Recorded data:
═══
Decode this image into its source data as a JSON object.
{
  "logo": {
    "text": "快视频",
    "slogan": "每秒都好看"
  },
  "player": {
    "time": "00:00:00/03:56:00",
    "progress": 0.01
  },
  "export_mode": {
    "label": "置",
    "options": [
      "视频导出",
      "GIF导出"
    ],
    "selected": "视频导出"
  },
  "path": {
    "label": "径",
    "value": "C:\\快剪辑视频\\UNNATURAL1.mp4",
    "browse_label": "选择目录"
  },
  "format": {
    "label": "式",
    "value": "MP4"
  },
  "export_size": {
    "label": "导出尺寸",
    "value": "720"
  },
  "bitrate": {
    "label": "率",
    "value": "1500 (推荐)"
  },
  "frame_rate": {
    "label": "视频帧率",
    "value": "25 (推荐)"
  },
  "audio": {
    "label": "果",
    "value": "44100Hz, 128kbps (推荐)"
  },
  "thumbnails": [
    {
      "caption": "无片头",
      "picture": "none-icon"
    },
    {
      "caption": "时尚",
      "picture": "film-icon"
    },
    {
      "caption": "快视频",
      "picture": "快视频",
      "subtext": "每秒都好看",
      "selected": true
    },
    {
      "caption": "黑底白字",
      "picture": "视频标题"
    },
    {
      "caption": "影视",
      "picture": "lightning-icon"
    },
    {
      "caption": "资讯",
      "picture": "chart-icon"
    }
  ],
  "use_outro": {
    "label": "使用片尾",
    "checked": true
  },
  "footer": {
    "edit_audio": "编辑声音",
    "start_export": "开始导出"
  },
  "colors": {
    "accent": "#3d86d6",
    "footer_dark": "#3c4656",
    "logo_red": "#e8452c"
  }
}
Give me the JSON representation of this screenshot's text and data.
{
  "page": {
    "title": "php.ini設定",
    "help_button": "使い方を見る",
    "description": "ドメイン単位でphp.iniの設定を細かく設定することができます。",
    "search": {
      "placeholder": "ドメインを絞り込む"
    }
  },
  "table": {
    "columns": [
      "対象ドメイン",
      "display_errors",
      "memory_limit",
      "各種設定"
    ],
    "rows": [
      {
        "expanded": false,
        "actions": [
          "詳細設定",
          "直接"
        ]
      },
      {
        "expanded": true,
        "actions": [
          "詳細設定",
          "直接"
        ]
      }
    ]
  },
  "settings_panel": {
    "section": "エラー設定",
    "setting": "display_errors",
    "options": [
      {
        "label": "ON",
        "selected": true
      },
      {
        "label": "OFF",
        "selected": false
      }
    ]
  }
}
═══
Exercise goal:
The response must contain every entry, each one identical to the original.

Task response:
Decode this image into its source data as a JSON object.
{
  "logo": {
    "text": "快视频",
    "slogan": "每秒都好看"
  },
  "player": {
    "time": "00:00:00/03:56:00",
    "progress": 0.01
  },
  "export_mode": {
    "label": "置",
    "options": [
      "视频导出",
      "GIF导出"
    ],
    "selected": "视频导出"
  },
  "path": {
    "label": "径",
    "value": "C:\\快剪辑视频\\UNNATURAL1.mp4",
    "browse_label": "选择目录"
  },
  "format": {
    "label": "式",
    "value": "MP4"
  },
  "export_size": {
    "label": "导出尺寸",
    "value": "720"
  },
  "bitrate": {
    "label": "率",
    "value": "1500 (推荐)"
  },
  "frame_rate": {
    "label": "视频帧率",
    "value": "25 (推荐)"
  },
  "audio": {
    "label": "果",
    "value": "44100Hz, 128kbps (推荐)"
  },
  "thumbnails": [
    {
      "caption": "无片头",
      "picture": "none-icon"
    },
    {
      "caption": "时尚",
      "picture": "film-icon"
    },
    {
      "caption": "快视频",
      "picture": "快视频",
      "subtext": "每秒都好看",
      "selected": true
    },
    {
      "caption": "黑底白字",
      "picture": "视频标题"
    },
    {
      "caption": "影视",
      "picture": "lightning-icon"
    },
    {
      "caption": "资讯",
      "picture": "chart-icon"
    }
  ],
  "use_outro": {
    "label": "使用片尾",
    "checked": true
  },
  "footer": {
    "edit_audio": "编辑声音",
    "start_export": "开始导出"
  },
  "colors": {
    "accent": "#3d86d6",
    "footer_dark": "#3c4656",
    "logo_red": "#e8452c"
  }
}
Give me the JSON representation of this screenshot's text and data.
{
  "page": {
    "title": "php.ini設定",
    "help_button": "使い方を見る",
    "description": "ドメイン単位でphp.iniの設定を細かく設定することができます。",
    "search": {
      "placeholder": "ドメインを絞り込む"
    }
  },
  "table": {
    "columns": [
      "対象ドメイン",
      "display_errors",
      "memory_limit",
      "各種設定"
    ],
    "rows": [
      {
        "expanded": false,
        "actions": [
          "詳細設定",
          "直接"
        ]
      },
      {
        "expanded": true,
        "actions": [
          "詳細設定",
          "直接"
        ]
      }
    ]
  },
  "settings_panel": {
    "section": "エラー設定",
    "setting": "display_errors",
    "options": [
      {
        "label": "ON",
        "selected": true
      },
      {
        "label": "OFF",
        "selected": false
      }
    ]
  }
}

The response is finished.